“Our biggest challenge is the shape of our balance sheet, with over 80 per cent of our income-generating assets in investments and less than 20 per cent in loans. In an ideal scenario, those numbers should be inverted, particularly when investment and deposits rates hover around zero per cent and in some cases are even negative,” said Mr Cooper in the annual report.

“Without growing our loan book, we cannot continue to generate sufficient income to serve our members as we would like.”

Breaching regulations

Savvi, formerly St Patrick’s Credit Union, was fined in early November the Central Bank for breaching in 2017 regulations and the union’s own credit policy, which stipulated that no more than 15 per cent of its loans can have a term of over 10 years outstanding. At the end of that 2017 its long-term lending accounted for 16.9 per cent of total loans. Savvi’s members include staff from from the staff of ESB, The Irish Times and Independent News & Media.
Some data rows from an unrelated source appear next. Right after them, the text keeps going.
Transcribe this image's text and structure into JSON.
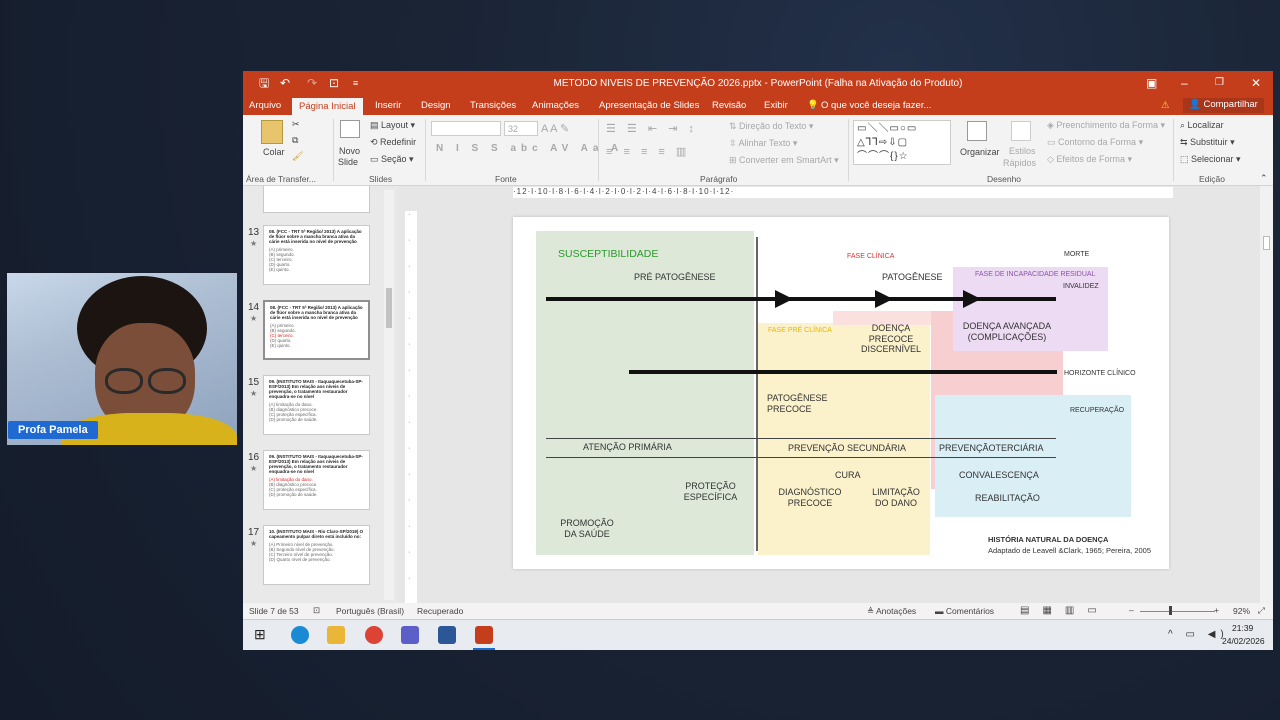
{
  "window": {
    "title": "METODO NIVEIS DE PREVENÇÃO 2026.pptx - PowerPoint (Falha na Ativação do Produto)"
  },
  "menu": {
    "tabs": [
      "Arquivo",
      "Página Inicial",
      "Inserir",
      "Design",
      "Transições",
      "Animações",
      "Apresentação de Slides",
      "Revisão",
      "Exibir"
    ],
    "search": "O que você deseja fazer...",
    "share": "Compartilhar"
  },
  "ribbon": {
    "clipboard": {
      "paste": "Colar",
      "group": "Área de Transfer..."
    },
    "slides": {
      "new": "Novo",
      "new2": "Slide",
      "layout": "Layout",
      "reset": "Redefinir",
      "section": "Seção",
      "group": "Slides"
    },
    "font": {
      "size": "32",
      "group": "Fonte"
    },
    "paragraph": {
      "dir": "Direção do Texto",
      "align": "Alinhar Texto",
      "smart": "Converter em SmartArt",
      "group": "Parágrafo"
    },
    "drawing": {
      "organize": "Organizar",
      "styles": "Estilos",
      "styles2": "Rápidos",
      "fill": "Preenchimento da Forma",
      "outline": "Contorno da Forma",
      "effects": "Efeitos de Forma",
      "group": "Desenho"
    },
    "editing": {
      "find": "Localizar",
      "replace": "Substituir",
      "select": "Selecionar",
      "group": "Edição"
    }
  },
  "ruler": {
    "h": "·12·l·10·l·8·l·6·l·4·l·2·l·0·l·2·l·4·l·6·l·8·l·10·l·12·"
  },
  "thumbs": [
    {
      "num": "13",
      "text": "08. (FCC - TRT 5ª Região/ 2013) A aplicação de flúor sobre a mancha branca ativa da cárie está inserida no nível de prevenção",
      "opts": [
        "(A) primeiro.",
        "(B) segundo.",
        "(C) terceiro.",
        "(D) quarto.",
        "(E) quinto."
      ]
    },
    {
      "num": "14",
      "text": "08. (FCC - TRT 5ª Região/ 2013) A aplicação de flúor sobre a mancha branca ativa da cárie está inserida no nível de prevenção",
      "opts": [
        "(A) primeiro.",
        "(B) segundo.",
        "(C) terceiro.",
        "(D) quarto.",
        "(E) quinto."
      ]
    },
    {
      "num": "15",
      "text": "09. (INSTITUTO MAIS - Itaquaquecetuba-SP- ESF/2013) Em relação aos níveis de prevenção, o tratamento restaurador enquadra-se no nível",
      "opts": [
        "(A) limitação do dano.",
        "(B) diagnóstico precoce.",
        "(C) proteção específica.",
        "(D) promoção de saúde."
      ]
    },
    {
      "num": "16",
      "text": "09. (INSTITUTO MAIS - Itaquaquecetuba-SP- ESF/2013) Em relação aos níveis de prevenção, o tratamento restaurador enquadra-se no nível",
      "opts": [
        "(A) limitação do dano.",
        "(B) diagnóstico precoce.",
        "(C) proteção específica.",
        "(D) promoção de saúde."
      ]
    },
    {
      "num": "17",
      "text": "10. (INSTITUTO MAIS - Rio Claro-SP/2019) O capeamento pulpar direto está incluído no:",
      "opts": [
        "(A) Primeiro nível de prevenção.",
        "(B) Segundo nível de prevenção.",
        "(C) Terceiro nível de prevenção.",
        "(D) Quarto nível de prevenção."
      ]
    }
  ],
  "slide": {
    "susc": "SUSCEPTIBILIDADE",
    "prepat": "PRÉ PATOGÊNESE",
    "faseclin": "FASE CLÍNICA",
    "patog": "PATOGÊNESE",
    "morte": "MORTE",
    "faseinc": "FASE DE INCAPACIDADE RESIDUAL",
    "invalidez": "INVALIDEZ",
    "fasepre": "FASE PRÉ CLÍNICA",
    "doenca1": "DOENÇA",
    "doenca2": "PRECOCE",
    "doenca3": "DISCERNÍVEL",
    "adv1": "DOENÇA AVANÇADA",
    "adv2": "(COMPLICAÇÕES)",
    "horiz": "HORIZONTE CLÍNICO",
    "patprec1": "PATOGÊNESE",
    "patprec2": "PRECOCE",
    "recup": "RECUPERAÇÃO",
    "ap": "ATENÇÃO  PRIMÁRIA",
    "ps": "PREVENÇÃO SECUNDÁRIA",
    "pt": "PREVENÇÃOTERCIÁRIA",
    "cura": "CURA",
    "conval": "CONVALESCENÇA",
    "prot1": "PROTEÇÃO",
    "prot2": "ESPECÍFICA",
    "diag1": "DIAGNÓSTICO",
    "diag2": "PRECOCE",
    "lim1": "LIMITAÇÃO",
    "lim2": "DO DANO",
    "reab": "REABILITAÇÃO",
    "prom1": "PROMOÇÃO",
    "prom2": "DA SAÚDE",
    "hist": "HISTÓRIA NATURAL DA DOENÇA",
    "ref": "Adaptado de Leavell &Clark, 1965; Pereira, 2005"
  },
  "status": {
    "slide": "Slide 7 de 53",
    "lang": "Português (Brasil)",
    "rec": "Recuperado",
    "notes": "Anotações",
    "comments": "Comentários",
    "zoom": "92%"
  },
  "taskbar": {
    "time": "21:39",
    "date": "24/02/2026"
  },
  "webcam": {
    "name": "Profa Pamela"
  }
}
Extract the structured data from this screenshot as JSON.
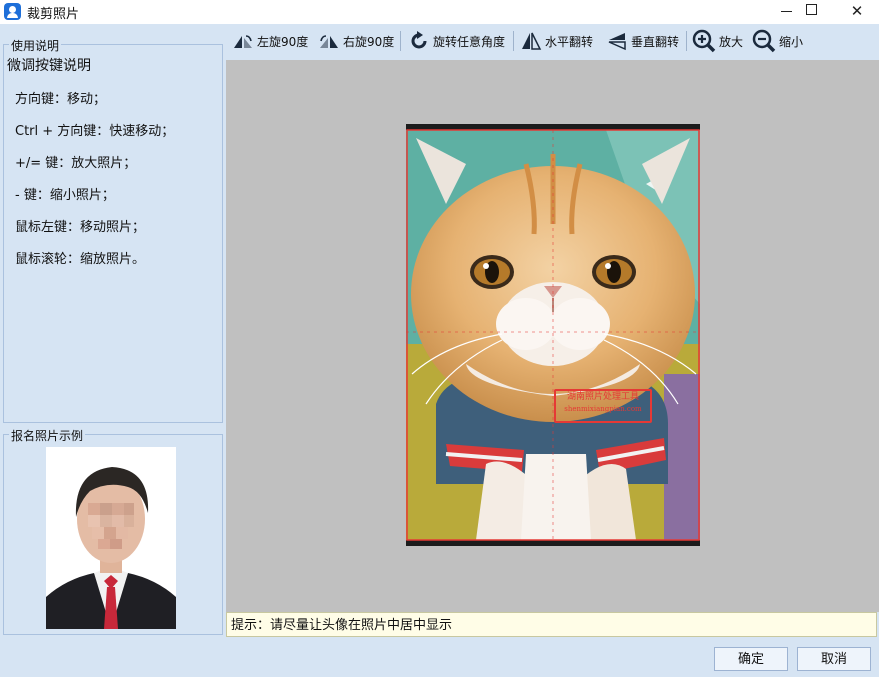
{
  "window": {
    "title": "裁剪照片"
  },
  "usage": {
    "legend": "使用说明",
    "heading": "微调按键说明",
    "lines": [
      "方向键：移动；",
      "Ctrl + 方向键：快速移动；",
      "+/= 键：放大照片；",
      "- 键：缩小照片；",
      "鼠标左键：移动照片；",
      "鼠标滚轮：缩放照片。"
    ]
  },
  "sample": {
    "legend": "报名照片示例"
  },
  "toolbar": {
    "rotate_left": "左旋90度",
    "rotate_right": "右旋90度",
    "rotate_any": "旋转任意角度",
    "flip_h": "水平翻转",
    "flip_v": "垂直翻转",
    "zoom_in": "放大",
    "zoom_out": "缩小"
  },
  "photo": {
    "watermark": "湖南照片处理工具",
    "watermark_sub": "shenmixiangpian.com"
  },
  "hint": "提示：请尽量让头像在照片中居中显示",
  "buttons": {
    "ok": "确定",
    "cancel": "取消"
  },
  "colors": {
    "accent": "#1e6fd9",
    "crop_border": "#e53935",
    "canvas": "#c0c0c0",
    "panel": "#d6e4f3"
  }
}
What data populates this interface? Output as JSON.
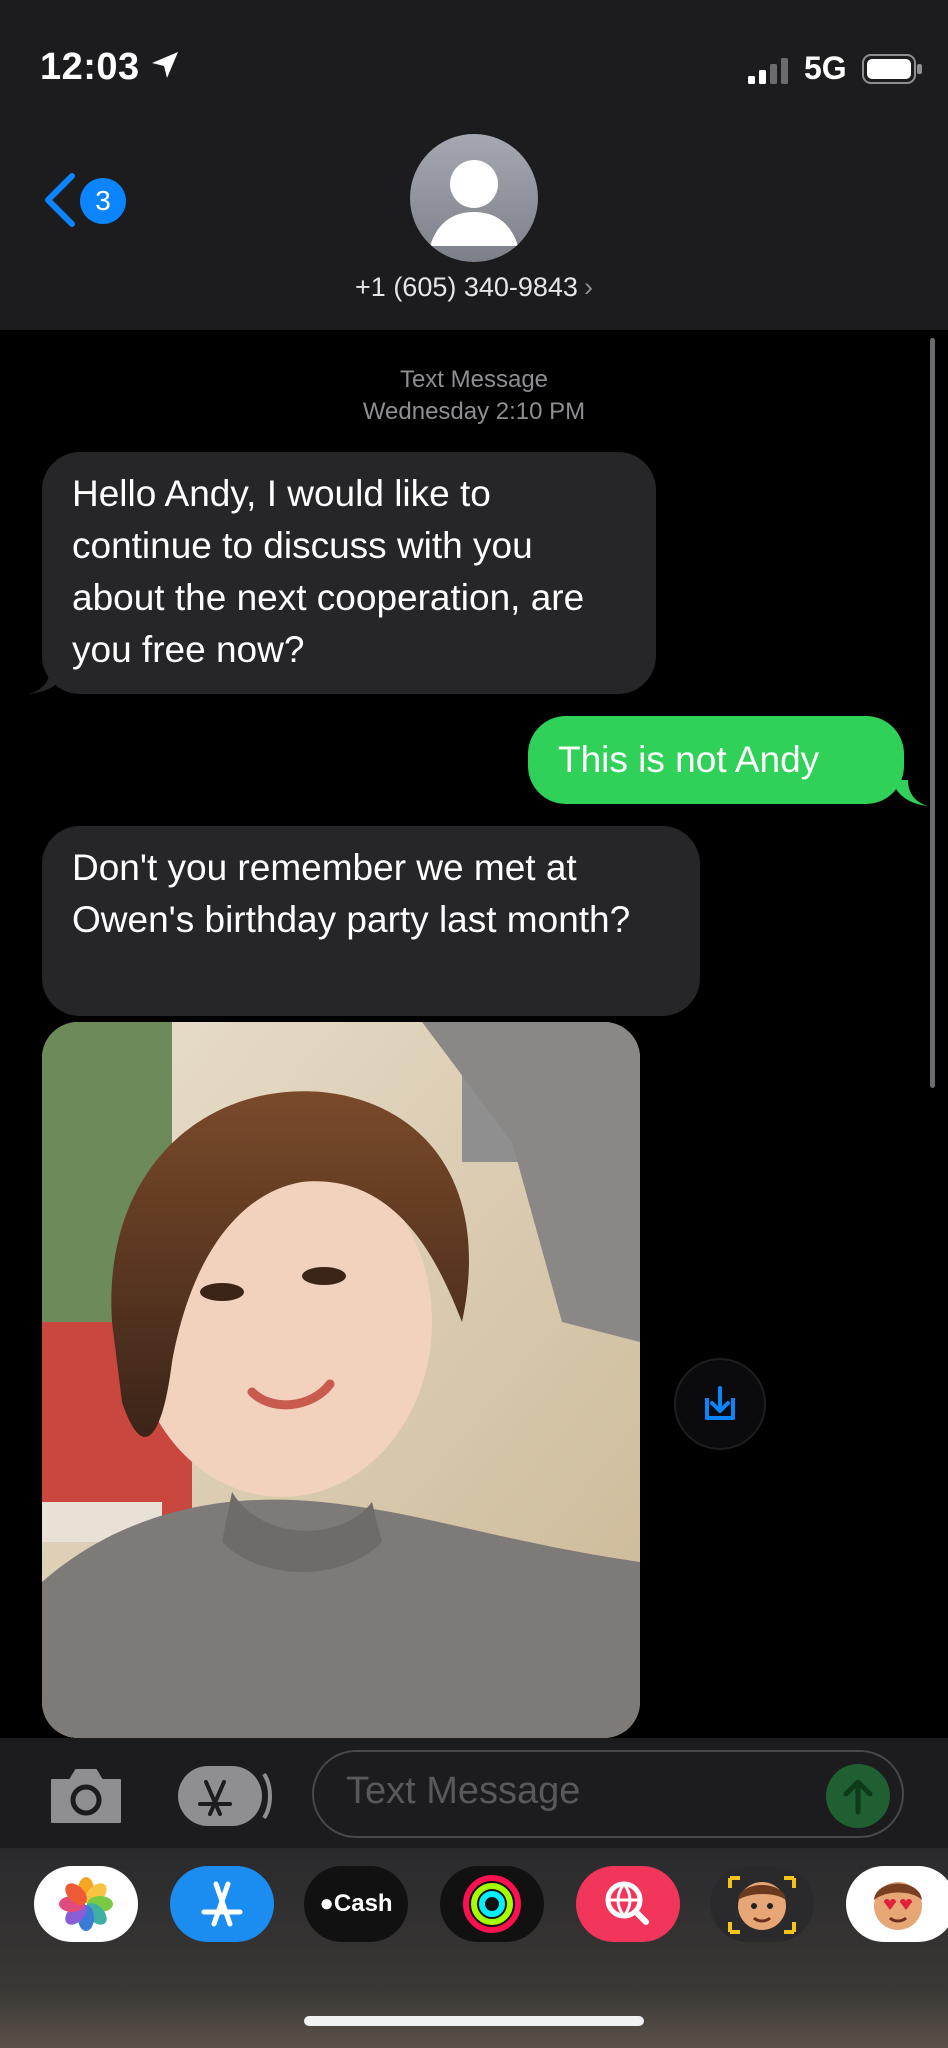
{
  "status_bar": {
    "time": "12:03",
    "network": "5G",
    "location_icon": "location-arrow-icon",
    "signal_icon": "signal-bars-icon",
    "battery_icon": "battery-icon"
  },
  "header": {
    "back_badge": "3",
    "contact": "+1 (605) 340-9843",
    "chevron": "›"
  },
  "thread": {
    "service": "Text Message",
    "timestamp": "Wednesday 2:10 PM",
    "messages": [
      {
        "direction": "incoming",
        "text": "Hello Andy, I would like to continue to discuss with you about the next cooperation, are you free now?"
      },
      {
        "direction": "outgoing",
        "text": "This is not Andy"
      },
      {
        "direction": "incoming",
        "text": "Don't you remember we met at Owen's birthday party last month?"
      },
      {
        "direction": "incoming",
        "type": "photo"
      }
    ]
  },
  "compose": {
    "placeholder": "Text Message"
  },
  "app_drawer": {
    "apps": [
      {
        "name": "photos-app-icon"
      },
      {
        "name": "app-store-icon"
      },
      {
        "name": "apple-cash-icon",
        "label": "Cash"
      },
      {
        "name": "activity-icon"
      },
      {
        "name": "web-search-icon"
      },
      {
        "name": "memoji-icon"
      },
      {
        "name": "memoji-stickers-icon"
      }
    ]
  },
  "colors": {
    "incoming_bubble": "#262629",
    "outgoing_bubble": "#30d158",
    "accent": "#0a84ff"
  }
}
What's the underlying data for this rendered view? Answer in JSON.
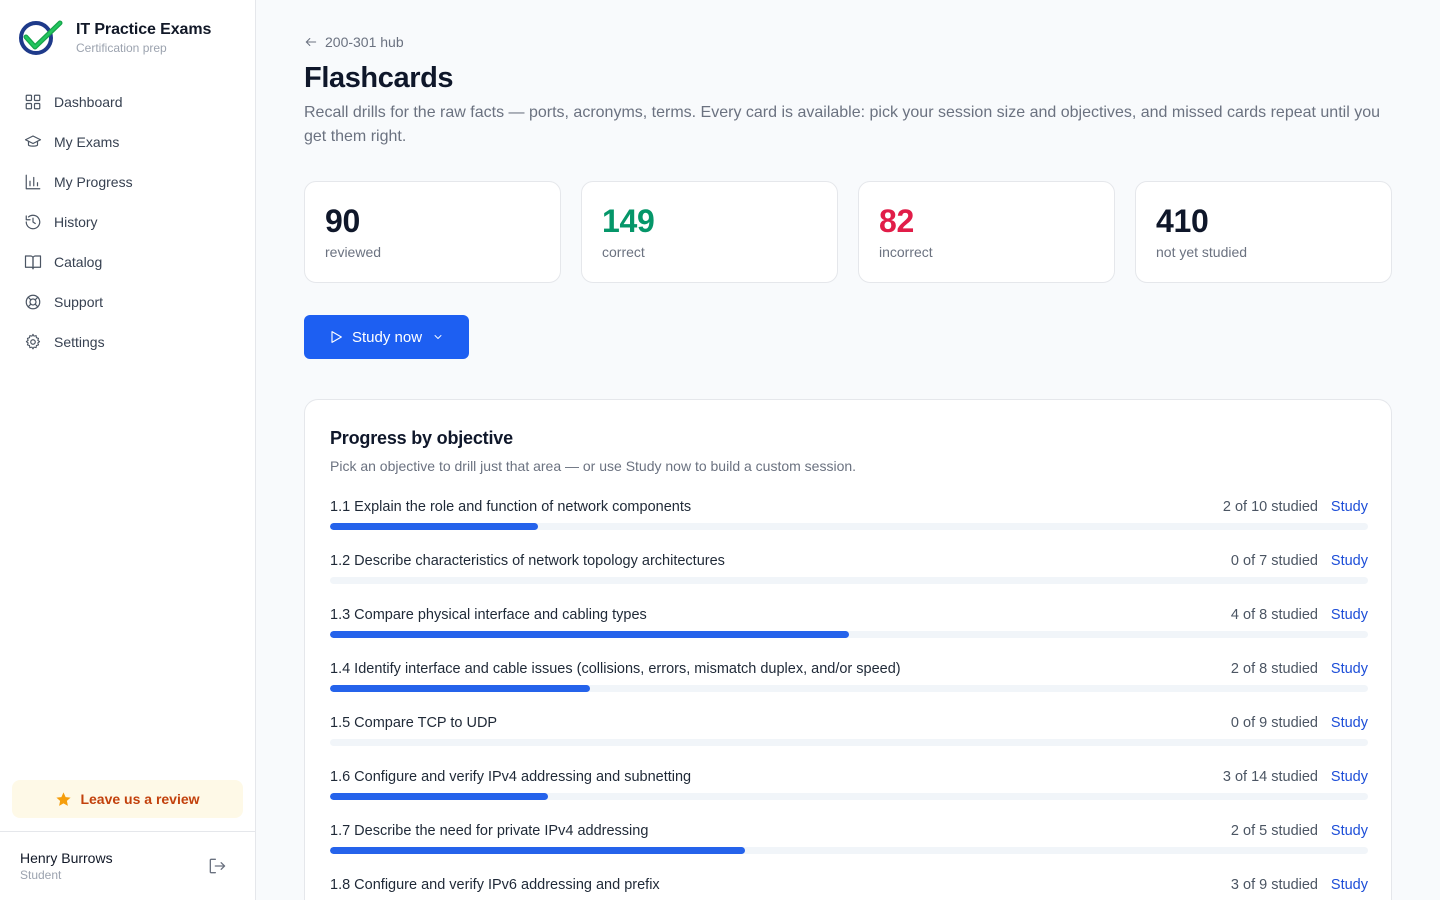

Savvi ceased issuing all long-term loans from January 2018 and by the middle of this year its ratio of loans with at least 10 years to maturity had reduced to 14.7 per cent, the regulator said on November 7th.

Meanwhile, the Central Bank found that Savvi had reimbursed travelling expenses, totalling €28,341, over a period of four years in excess of the applicable Civil Service rates. This constituted a payment of remuneration to a director, which is explicitly prohibited under credit union legislation.

Meanwhile, the Central Bank moved last month to ease restrictions on long-term lending by credit unions, effective from January. It has removed the maturity limits that cap the percentage of credit union lending that can be outstanding for periods of greater than five and 10 years. The limits have been replaced by new maximums for home mortgage and business loans expressed as a percentage of total assets.

Flexibility

The regulator said last week that changes will provide financially strong and capable credit unions with the flexibility to undertake increased levels of long-term lending.

Savvi’s loan book grew by 2 per cent to €68.4 million in its last financial year, to the end of September. Total assets edged 1.4 per cent higher to €377.2 million.

The lender wrote off €215,575 of bad loans during the year, marking a 20.6 per cent increase 2018. Bad debt recoveries fell 20.4 per cent to €178,916.